Your objective:
Each entry below is to be copied out exactly and in full.

-- Exercise material follows --

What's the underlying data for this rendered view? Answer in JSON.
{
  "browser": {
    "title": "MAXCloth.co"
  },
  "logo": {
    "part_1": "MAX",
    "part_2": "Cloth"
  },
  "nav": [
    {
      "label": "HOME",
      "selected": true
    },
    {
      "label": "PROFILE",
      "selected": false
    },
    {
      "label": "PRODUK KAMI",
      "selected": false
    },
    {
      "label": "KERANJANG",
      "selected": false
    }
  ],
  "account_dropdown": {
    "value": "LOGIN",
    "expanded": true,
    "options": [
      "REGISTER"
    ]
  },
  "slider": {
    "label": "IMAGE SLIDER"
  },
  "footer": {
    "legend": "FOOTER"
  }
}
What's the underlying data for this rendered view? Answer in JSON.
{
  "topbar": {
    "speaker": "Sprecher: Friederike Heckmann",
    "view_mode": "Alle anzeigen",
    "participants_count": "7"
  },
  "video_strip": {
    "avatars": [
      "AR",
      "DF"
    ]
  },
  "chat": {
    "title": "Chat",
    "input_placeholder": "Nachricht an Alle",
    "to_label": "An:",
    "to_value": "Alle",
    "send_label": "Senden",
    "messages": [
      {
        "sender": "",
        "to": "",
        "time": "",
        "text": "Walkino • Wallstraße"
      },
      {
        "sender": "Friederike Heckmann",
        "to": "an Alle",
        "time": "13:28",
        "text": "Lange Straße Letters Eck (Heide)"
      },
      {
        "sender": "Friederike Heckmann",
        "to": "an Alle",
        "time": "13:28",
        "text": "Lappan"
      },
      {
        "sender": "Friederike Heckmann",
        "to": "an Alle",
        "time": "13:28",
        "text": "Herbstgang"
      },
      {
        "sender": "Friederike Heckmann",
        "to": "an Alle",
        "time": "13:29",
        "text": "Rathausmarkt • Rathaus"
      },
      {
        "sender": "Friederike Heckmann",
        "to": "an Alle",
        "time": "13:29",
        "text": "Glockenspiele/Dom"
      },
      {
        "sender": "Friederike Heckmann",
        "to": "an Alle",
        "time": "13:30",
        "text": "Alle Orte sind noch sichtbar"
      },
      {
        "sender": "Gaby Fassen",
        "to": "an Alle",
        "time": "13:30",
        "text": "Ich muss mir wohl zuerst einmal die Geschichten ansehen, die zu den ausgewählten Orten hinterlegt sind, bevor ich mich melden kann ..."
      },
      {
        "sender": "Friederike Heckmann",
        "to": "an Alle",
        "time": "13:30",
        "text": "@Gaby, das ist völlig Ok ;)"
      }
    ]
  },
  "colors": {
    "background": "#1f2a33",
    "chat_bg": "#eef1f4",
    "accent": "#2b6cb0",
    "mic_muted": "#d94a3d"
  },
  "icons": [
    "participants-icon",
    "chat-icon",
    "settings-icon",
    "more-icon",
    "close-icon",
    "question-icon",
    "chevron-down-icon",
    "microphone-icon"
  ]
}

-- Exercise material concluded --

Written reply:
What's the underlying data for this rendered view? Answer in JSON.
{
  "browser": {
    "title": "MAXCloth.co"
  },
  "logo": {
    "part_1": "MAX",
    "part_2": "Cloth"
  },
  "nav": [
    {
      "label": "HOME",
      "selected": true
    },
    {
      "label": "PROFILE",
      "selected": false
    },
    {
      "label": "PRODUK KAMI",
      "selected": false
    },
    {
      "label": "KERANJANG",
      "selected": false
    }
  ],
  "account_dropdown": {
    "value": "LOGIN",
    "expanded": true,
    "options": [
      "REGISTER"
    ]
  },
  "slider": {
    "label": "IMAGE SLIDER"
  },
  "footer": {
    "legend": "FOOTER"
  }
}
What's the underlying data for this rendered view? Answer in JSON.
{
  "topbar": {
    "speaker": "Sprecher: Friederike Heckmann",
    "view_mode": "Alle anzeigen",
    "participants_count": "7"
  },
  "video_strip": {
    "avatars": [
      "AR",
      "DF"
    ]
  },
  "chat": {
    "title": "Chat",
    "input_placeholder": "Nachricht an Alle",
    "to_label": "An:",
    "to_value": "Alle",
    "send_label": "Senden",
    "messages": [
      {
        "sender": "",
        "to": "",
        "time": "",
        "text": "Walkino • Wallstraße"
      },
      {
        "sender": "Friederike Heckmann",
        "to": "an Alle",
        "time": "13:28",
        "text": "Lange Straße Letters Eck (Heide)"
      },
      {
        "sender": "Friederike Heckmann",
        "to": "an Alle",
        "time": "13:28",
        "text": "Lappan"
      },
      {
        "sender": "Friederike Heckmann",
        "to": "an Alle",
        "time": "13:28",
        "text": "Herbstgang"
      },
      {
        "sender": "Friederike Heckmann",
        "to": "an Alle",
        "time": "13:29",
        "text": "Rathausmarkt • Rathaus"
      },
      {
        "sender": "Friederike Heckmann",
        "to": "an Alle",
        "time": "13:29",
        "text": "Glockenspiele/Dom"
      },
      {
        "sender": "Friederike Heckmann",
        "to": "an Alle",
        "time": "13:30",
        "text": "Alle Orte sind noch sichtbar"
      },
      {
        "sender": "Gaby Fassen",
        "to": "an Alle",
        "time": "13:30",
        "text": "Ich muss mir wohl zuerst einmal die Geschichten ansehen, die zu den ausgewählten Orten hinterlegt sind, bevor ich mich melden kann ..."
      },
      {
        "sender": "Friederike Heckmann",
        "to": "an Alle",
        "time": "13:30",
        "text": "@Gaby, das ist völlig Ok ;)"
      }
    ]
  },
  "colors": {
    "background": "#1f2a33",
    "chat_bg": "#eef1f4",
    "accent": "#2b6cb0",
    "mic_muted": "#d94a3d"
  },
  "icons": [
    "participants-icon",
    "chat-icon",
    "settings-icon",
    "more-icon",
    "close-icon",
    "question-icon",
    "chevron-down-icon",
    "microphone-icon"
  ]
}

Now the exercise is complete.